Violet Dollop now has two passions in her life: writing and Indian food.  Oddly, the one, Indian food, seemed like an extension or continuation of the other, the writing.  Indian food seemed to Violet to be so directly about life’s processes—the challenge of heat, the silky consolations of cool pudding-smoothness, the unprepared for eventfulness of sudden big encounters with spices: cardamom seeds, as black and present as insects.  Indian food, thought Violet, is terrain.  Indian food is a silent movie.  She loved it with an accelerating fervor so intense she knew that, despite her non-Indian-ness, she would someday have to write an Indian cookbook.  Or at least a book about the proliferating excitements generated by the Indian Food milieu: Indian Food—The Long Metaphor.

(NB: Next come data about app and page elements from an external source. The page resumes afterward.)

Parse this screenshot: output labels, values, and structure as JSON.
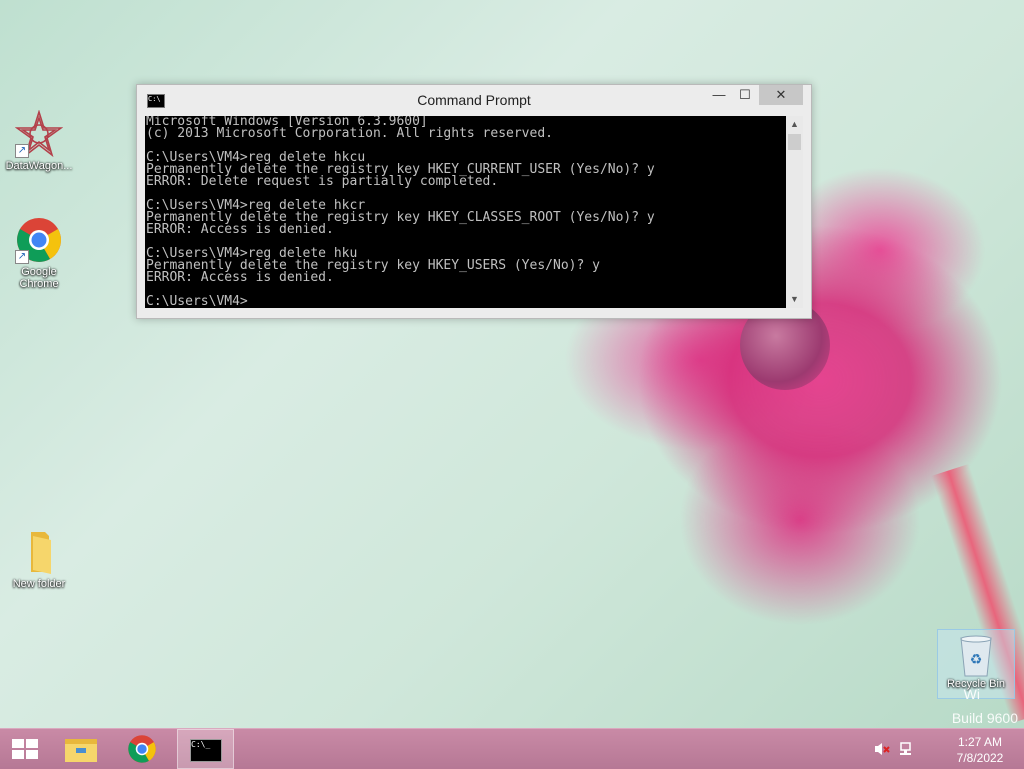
{
  "desktop": {
    "icons": [
      {
        "label": "DataWagon..."
      },
      {
        "label": "Google Chrome"
      },
      {
        "label": "New folder"
      },
      {
        "label": "Recycle Bin"
      }
    ]
  },
  "window": {
    "title": "Command Prompt",
    "console_lines": [
      "Microsoft Windows [Version 6.3.9600]",
      "(c) 2013 Microsoft Corporation. All rights reserved.",
      "",
      "C:\\Users\\VM4>reg delete hkcu",
      "Permanently delete the registry key HKEY_CURRENT_USER (Yes/No)? y",
      "ERROR: Delete request is partially completed.",
      "",
      "C:\\Users\\VM4>reg delete hkcr",
      "Permanently delete the registry key HKEY_CLASSES_ROOT (Yes/No)? y",
      "ERROR: Access is denied.",
      "",
      "C:\\Users\\VM4>reg delete hku",
      "Permanently delete the registry key HKEY_USERS (Yes/No)? y",
      "ERROR: Access is denied.",
      "",
      "C:\\Users\\VM4>"
    ],
    "buttons": {
      "minimize": "—",
      "maximize": "☐",
      "close": "✕"
    }
  },
  "watermark": {
    "line1": "Wi",
    "line2": "Build 9600"
  },
  "taskbar": {
    "clock_time": "1:27 AM",
    "clock_date": "7/8/2022"
  },
  "icons": {
    "start": "windows-logo-icon",
    "explorer": "file-explorer-icon",
    "chrome": "chrome-icon",
    "cmd": "command-prompt-icon",
    "volume": "volume-muted-icon",
    "network": "network-icon"
  }
}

     It had been her husband Tom who had first encouraged her forays into Indian food—and who had then, curiously, begun to retreat from them.  For Tom, eating at their favourite Indian restaurant was just a night out.  A brief holiday from cooking at home.  For Violet it was the very stuff of literature and life.
     That’s what cars had become to her as well.  Violet had begun writing casually about automobile design—about taillights in particular (she loved the desperate changes wrought by car designers in the essentially banal object that a taillight is: infinite variation visited upon a fixed function in a fixed location).  Now her car-scribbling had taken her into the study of automotive history, into the larger-than-life personalities that were the fixed and galvanizing points of that history (Louis Chevrolet, Karl Benz, Gottlieb Daimler, Louis Renault, Ransom E. Olds—as in “Oldsmobile”—Henry Ford, Andre Citroen, Ettore Bugatti, Virgil Exner, Harley Earl…), into the arcanities of styling and marketing, into the symbolism of the car, its archaeology, its joys and poisons and runaway cultural implications, its weather-vane-litmus-paper delineations of cultural health and weakness.  It seemed to Violet like a lifetime of work.  It seemed to the increasingly disaffiliated Tom—who wanted his wife back—like a gathering threat.
     “You must have been keen on cars when you were a kid, weren’t you?” Violet asked Tom one night over a vegetable biryani she had made herself.
     “When I was about twelve,” Tom told her, “but I got over it.”
     “But I’d never noticed cars before,” Violet replied.  “They were invisible.”
     “Until that taillight study of yours.”
     “Yes, and then I extrapolated myself from the taillight to the whole car, its history and culture.” 
     “And now you’re in love with Harley Earl and Virgil Exner.”
    “Beautiful names, aren’t they?” sighed Violet. “Why do car designers always have such beautiful names?”
     “They all don’t.  Look at Henry J. Kaiser.  Imagine naming a car the Henry J!”
     “Henry J. Kaiser was an industrialist, not a car designer.  He founded Kaiser Aluminum.  Cars were a sideline.”
     “A sideline that failed,” said Tom.
     “Still,” said Violet wistfully, “I wish we owned a 1954 Kaiser Manhattan.”
     “What colour?”
     “Turquoise Green. The only Kaiser colour that mattered.”
     “Wow, I didn’t realize you were so deep into your fantasies,” said Tom.  “A 1954 Kaiser Manhattan.  What specificity!”
     “In turquoise or Green,” Violet added.

     Michael and May were sharing a table at the New Sky with poet Rory Pendrift and his shiny new Muse, Bongo Bearance.
     “We like it here,” Michael told them, as Rory and Bongo looked around and settled in.  “This was the first place I ever took May for dinner.”
     “Coals to Newcastle,” laughed Rory who immediately after winced theatrically from the pain of Bongo’s having kicked him smartly under the table.
     Mat smiled.  “I know. Michael thought that too.  He also assumed that I’d be slighted or something by being invited to dine at a Chinese restaurant.”
     “Because, see, I ate here all the time before I knew May,” said Michael, “and I just thought of it as a cozy place with good food!  I never gave any thought at all to its Chinese-ness.”
     “Same as when you met me,” giggled May.  “I don’t think my being Chinese was the first thing you thought about.”
     “I can assure you it was not,” said Michael, squeezing her hand.  “But it did occur to me when you spoke to our waiter in Chinese!”
     “Can you order our food tonight in Chinese?” Rory asked her.
     “You can be a real dork,” said Bongo.  “How can you ever hope to become a real poet if you’re always acting like a dork?”
     Rory looked chastened.
     Listen, Rory,” May told him, “if it’ll make you feel happy and…uh…sophisticated, I’ll speak nothing but Chinese for the rest of the evening!”
     “Do it!” said Michael, delighted at Rory’s discomfiture.
     And May did that.  And it was a very international evening indeed.